N2 - Background: The pension age in Denmark is adjusted in line with projected increasing life expectancy without taking health differentials between occupational groups into account. The purpose was to study occupational disparities in partial life expectancy and health expectancy between the ages of 50 and 75. Methods: Register data on occupation and mortality were combined with data from the Danish part of Survey of Health, Ageing and Retirement in Europe in 2010-2014 (N=3179). Expected lifetime without and with activity limitations and without and with long-term illness was estimated by Sullivan's method and comparisons made between four occupational groups. Results: We found clear differences between occupational groups. Expected lifetime without activity limitations between the ages of 50 and 75 was about 4.5 years longer for men and women in high skilled white-collar occupations than for men and women in low skilled blue-collar occupations. Men in high skilled blue-collar and low skilled white-collar occupations could expect 2.3 and 3.8 years shorter lifetimes without activity limitations, respectively, than men in high skilled white-collar occupations. For women in low skilled white-collar occupations, lifetime without activity limitations was 2.6 years shorter than for women in high skilled white-collar occupations. Due to few observations, no results were obtained for women in the high skilled blue-collar group. The social gradient was also significant when health was measured by years without long-term illness. Conclusions: The results support implementation of a flexible pension scheme to take into account the health differentials between occupational groups.

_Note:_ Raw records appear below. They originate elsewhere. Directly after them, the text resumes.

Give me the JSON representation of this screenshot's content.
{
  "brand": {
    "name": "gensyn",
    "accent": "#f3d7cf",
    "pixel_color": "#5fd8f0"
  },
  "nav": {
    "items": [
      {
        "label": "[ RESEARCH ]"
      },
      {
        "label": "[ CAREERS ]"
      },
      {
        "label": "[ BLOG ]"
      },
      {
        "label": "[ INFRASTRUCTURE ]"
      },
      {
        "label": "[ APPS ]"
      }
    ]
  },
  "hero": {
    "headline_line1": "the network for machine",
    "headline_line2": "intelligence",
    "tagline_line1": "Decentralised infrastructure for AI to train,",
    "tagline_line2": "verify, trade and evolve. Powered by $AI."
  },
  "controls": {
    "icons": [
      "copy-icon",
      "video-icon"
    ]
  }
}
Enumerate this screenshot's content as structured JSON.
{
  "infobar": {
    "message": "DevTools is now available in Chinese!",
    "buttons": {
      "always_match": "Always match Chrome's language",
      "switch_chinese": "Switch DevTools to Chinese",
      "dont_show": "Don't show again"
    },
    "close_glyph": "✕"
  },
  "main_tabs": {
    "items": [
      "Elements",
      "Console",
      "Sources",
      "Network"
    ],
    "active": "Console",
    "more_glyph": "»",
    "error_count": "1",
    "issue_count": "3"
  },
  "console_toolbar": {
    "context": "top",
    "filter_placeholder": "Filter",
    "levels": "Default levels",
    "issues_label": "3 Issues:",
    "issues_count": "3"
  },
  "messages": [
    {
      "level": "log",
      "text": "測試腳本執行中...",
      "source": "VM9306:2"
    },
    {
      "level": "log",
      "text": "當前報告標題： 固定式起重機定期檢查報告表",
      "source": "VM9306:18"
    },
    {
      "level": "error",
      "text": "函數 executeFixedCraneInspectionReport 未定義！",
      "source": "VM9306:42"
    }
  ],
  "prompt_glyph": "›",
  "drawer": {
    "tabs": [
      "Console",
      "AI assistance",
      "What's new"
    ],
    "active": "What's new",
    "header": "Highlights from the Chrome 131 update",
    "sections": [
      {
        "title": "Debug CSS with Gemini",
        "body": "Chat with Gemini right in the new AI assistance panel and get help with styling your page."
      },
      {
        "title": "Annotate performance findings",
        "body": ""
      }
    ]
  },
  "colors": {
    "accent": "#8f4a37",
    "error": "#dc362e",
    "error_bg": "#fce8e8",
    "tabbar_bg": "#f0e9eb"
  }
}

AB - Background: The pension age in Denmark is adjusted in line with projected increasing life expectancy without taking health differentials between occupational groups into account. The purpose was to study occupational disparities in partial life expectancy and health expectancy between the ages of 50 and 75. Methods: Register data on occupation and mortality were combined with data from the Danish part of Survey of Health, Ageing and Retirement in Europe in 2010-2014 (N=3179). Expected lifetime without and with activity limitations and without and with long-term illness was estimated by Sullivan's method and comparisons made between four occupational groups. Results: We found clear differences between occupational groups. Expected lifetime without activity limitations between the ages of 50 and 75 was about 4.5 years longer for men and women in high skilled white-collar occupations than for men and women in low skilled blue-collar occupations. Men in high skilled blue-collar and low skilled white-collar occupations could expect 2.3 and 3.8 years shorter lifetimes without activity limitations, respectively, than men in high skilled white-collar occupations. For women in low skilled white-collar occupations, lifetime without activity limitations was 2.6 years shorter than for women in high skilled white-collar occupations. Due to few observations, no results were obtained for women in the high skilled blue-collar group. The social gradient was also significant when health was measured by years without long-term illness. Conclusions: The results support implementation of a flexible pension scheme to take into account the health differentials between occupational groups.

U2 - 10.1177/1403494819882138

DO - 10.1177/1403494819882138

M3 - Journal article

C2 - 31763956

VL - 48

SP - 338

EP - 345

JO - Scandinavian Journal of Public Health. Supplement

JF - Scandinavian Journal of Public Health. Supplement

SN - 1403-4956

IS - 3

ER -

ID: 231193388